You might be someone who doesn’t know me from Adam, who came across this blog through a web search or clicking on one of the tags I’ve used to identify a post as relevant to something you’re interested in. In that case, welcome! I’m glad you’ve found the blog and I’m even happier if you’ve found it interesting or useful enough to keep reading. As I wrote above- the primary focus of the blog (to set proper expectations) is to discuss my own experiences and thoughts on living with depression, anxiety and alcoholism and some of the different management techniques for that. Sometimes I write about science, medicine, religion, politics, pop culture, books, etc., typically in a way that ties back to mental health issues, but not always.
Whether or not you know me, if you like something and would like to hear more about a topic, please leave a comment. If you’ve had a different experience with something than I have, or see a subject I write about differently, please leave a comment.
What do I want the blog to become in 2015?
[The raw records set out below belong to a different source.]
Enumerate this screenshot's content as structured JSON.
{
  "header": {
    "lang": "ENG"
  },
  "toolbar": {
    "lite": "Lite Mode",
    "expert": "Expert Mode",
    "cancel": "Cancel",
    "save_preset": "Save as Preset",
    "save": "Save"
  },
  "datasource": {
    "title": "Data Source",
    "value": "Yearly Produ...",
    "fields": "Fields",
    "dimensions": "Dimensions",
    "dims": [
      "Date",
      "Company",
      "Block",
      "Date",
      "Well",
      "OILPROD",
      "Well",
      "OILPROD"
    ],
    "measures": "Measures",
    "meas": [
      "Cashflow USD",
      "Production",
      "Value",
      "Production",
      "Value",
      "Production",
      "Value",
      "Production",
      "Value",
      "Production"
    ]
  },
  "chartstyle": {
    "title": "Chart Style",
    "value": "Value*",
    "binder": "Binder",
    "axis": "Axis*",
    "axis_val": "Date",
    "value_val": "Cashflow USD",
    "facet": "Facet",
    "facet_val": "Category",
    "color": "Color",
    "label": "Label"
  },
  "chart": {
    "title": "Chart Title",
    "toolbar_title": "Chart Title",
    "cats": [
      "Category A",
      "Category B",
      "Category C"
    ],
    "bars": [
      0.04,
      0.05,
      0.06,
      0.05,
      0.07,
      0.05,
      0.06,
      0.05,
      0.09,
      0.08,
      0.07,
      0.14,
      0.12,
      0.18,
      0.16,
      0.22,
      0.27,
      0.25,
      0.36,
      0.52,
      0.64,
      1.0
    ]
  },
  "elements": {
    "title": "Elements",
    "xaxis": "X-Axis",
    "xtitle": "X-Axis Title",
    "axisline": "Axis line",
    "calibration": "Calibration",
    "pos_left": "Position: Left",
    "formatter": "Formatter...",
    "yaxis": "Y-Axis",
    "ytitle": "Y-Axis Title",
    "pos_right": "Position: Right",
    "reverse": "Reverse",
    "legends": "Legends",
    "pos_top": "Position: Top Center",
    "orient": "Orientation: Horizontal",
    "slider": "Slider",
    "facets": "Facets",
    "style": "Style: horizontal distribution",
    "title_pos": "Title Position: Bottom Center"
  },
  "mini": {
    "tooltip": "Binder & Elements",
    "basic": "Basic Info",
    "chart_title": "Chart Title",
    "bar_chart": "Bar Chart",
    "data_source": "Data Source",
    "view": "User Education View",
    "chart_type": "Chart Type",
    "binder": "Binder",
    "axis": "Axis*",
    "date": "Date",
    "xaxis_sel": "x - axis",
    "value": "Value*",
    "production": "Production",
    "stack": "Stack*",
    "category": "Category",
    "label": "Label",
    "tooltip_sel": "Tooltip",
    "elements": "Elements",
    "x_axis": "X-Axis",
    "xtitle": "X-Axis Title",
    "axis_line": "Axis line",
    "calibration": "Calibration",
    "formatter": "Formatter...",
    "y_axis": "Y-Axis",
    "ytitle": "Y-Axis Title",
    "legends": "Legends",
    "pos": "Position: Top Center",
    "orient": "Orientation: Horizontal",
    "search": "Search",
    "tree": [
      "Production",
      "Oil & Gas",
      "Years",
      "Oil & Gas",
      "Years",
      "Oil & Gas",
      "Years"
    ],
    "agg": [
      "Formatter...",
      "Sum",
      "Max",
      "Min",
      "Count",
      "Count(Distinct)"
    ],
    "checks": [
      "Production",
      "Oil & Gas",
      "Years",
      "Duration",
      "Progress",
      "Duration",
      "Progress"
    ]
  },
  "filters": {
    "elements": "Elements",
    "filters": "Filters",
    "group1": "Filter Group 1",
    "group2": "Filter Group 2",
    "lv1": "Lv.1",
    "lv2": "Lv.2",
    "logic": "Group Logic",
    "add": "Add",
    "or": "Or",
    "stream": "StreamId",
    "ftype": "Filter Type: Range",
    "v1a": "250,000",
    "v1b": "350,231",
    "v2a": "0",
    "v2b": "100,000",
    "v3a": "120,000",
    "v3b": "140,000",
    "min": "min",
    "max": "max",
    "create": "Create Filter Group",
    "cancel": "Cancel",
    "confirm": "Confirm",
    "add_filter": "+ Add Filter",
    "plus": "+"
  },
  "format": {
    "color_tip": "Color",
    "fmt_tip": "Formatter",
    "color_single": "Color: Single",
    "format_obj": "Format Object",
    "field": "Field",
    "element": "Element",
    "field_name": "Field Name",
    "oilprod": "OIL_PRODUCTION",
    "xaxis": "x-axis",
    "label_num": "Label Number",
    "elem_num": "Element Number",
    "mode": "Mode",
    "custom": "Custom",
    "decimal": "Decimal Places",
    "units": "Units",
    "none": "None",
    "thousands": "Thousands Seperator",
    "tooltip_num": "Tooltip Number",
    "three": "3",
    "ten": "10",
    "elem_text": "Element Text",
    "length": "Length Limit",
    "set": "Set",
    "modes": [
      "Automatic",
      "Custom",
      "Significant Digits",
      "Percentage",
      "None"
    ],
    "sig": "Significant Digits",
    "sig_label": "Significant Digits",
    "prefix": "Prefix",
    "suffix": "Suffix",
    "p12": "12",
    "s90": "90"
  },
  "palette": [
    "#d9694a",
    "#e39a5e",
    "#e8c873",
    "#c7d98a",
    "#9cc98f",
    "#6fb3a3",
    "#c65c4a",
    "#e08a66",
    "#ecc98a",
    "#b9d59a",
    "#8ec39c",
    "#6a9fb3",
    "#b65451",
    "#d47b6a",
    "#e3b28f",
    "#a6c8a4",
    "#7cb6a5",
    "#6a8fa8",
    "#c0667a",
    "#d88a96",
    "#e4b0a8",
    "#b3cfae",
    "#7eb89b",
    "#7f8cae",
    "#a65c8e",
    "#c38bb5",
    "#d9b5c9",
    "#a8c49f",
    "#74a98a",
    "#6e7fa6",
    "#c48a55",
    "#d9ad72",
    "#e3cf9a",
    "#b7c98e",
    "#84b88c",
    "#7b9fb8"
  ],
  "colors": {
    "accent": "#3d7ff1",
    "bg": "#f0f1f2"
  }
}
Since this is my chance to reintroduce myself, it’s also an opportunity to take an inventory. I don’t think I do a good enough job of providing visual content on the blog- while almost every post has some kind of accompanying graphic or picture, there’s a lot I could be doing with visuals that I’m not. I have an account at PicMonkey.com which allows me to do some photo and graphics editing, and while I’ve done a little bit, I’m not really taking full advantage of the capabilities I have at my disposal. I also could probably create and post some video/audio content on the blog. I’ve talked about an accompanying podcast, and this is the time to commit to doing more to provide some different ways to express myself and make the site more unique and user-friendly.
I would love love love to have some more interaction here in this space in the comments section. While the interaction I have on the macro level with the blog is great- the emails, Facebook comments, face to face conversations is awesome, I’d like to capture that on the site itself. The marketer in me worries that what makes the blog great from a production perspective but not ideal from a conversational perspective is that it’s a central location from which to distribute content across multiple channels, but unfortunately the feedback I get is then scattered across those channels. So looking at the blog as a reader it may seem like a one way conversation, when in reality I’m hearing back from people all the time. If you’re another blogger reading this, how have you dealt with this issue?
Finally I’m wondering if this year I’ll have generated enough content on the blog that I could take a crack at writing a book. It may sound naive, ridiculously ambitious, etc. but I’ve thought that writing a retrospective of the first year after the suicide attempt might be compelling. It wouldn’t just be an edited anthology of the posts, but a narrative about my depression, anxiety and alcoholism, the suicide attempt and what followed, and I would use the blog as my notes in reconstructing how it played out. Writing and maintaining the blog went from something I felt obligated to do after the first few posts to something I look forward to. The discipline of writing 500-1500 words three-four days a week has (I think) made me a better writer, or at least a more confident one. I feel very comfortable with my voice and want to use it in a productive way.
So that’s me reintroducing myself- some of it is covering old ground to find the parts of me and of the blog that are consistent, steady and foundational, and some of it is looking forward and contemplating new challenges and opportunities. Happy New Year!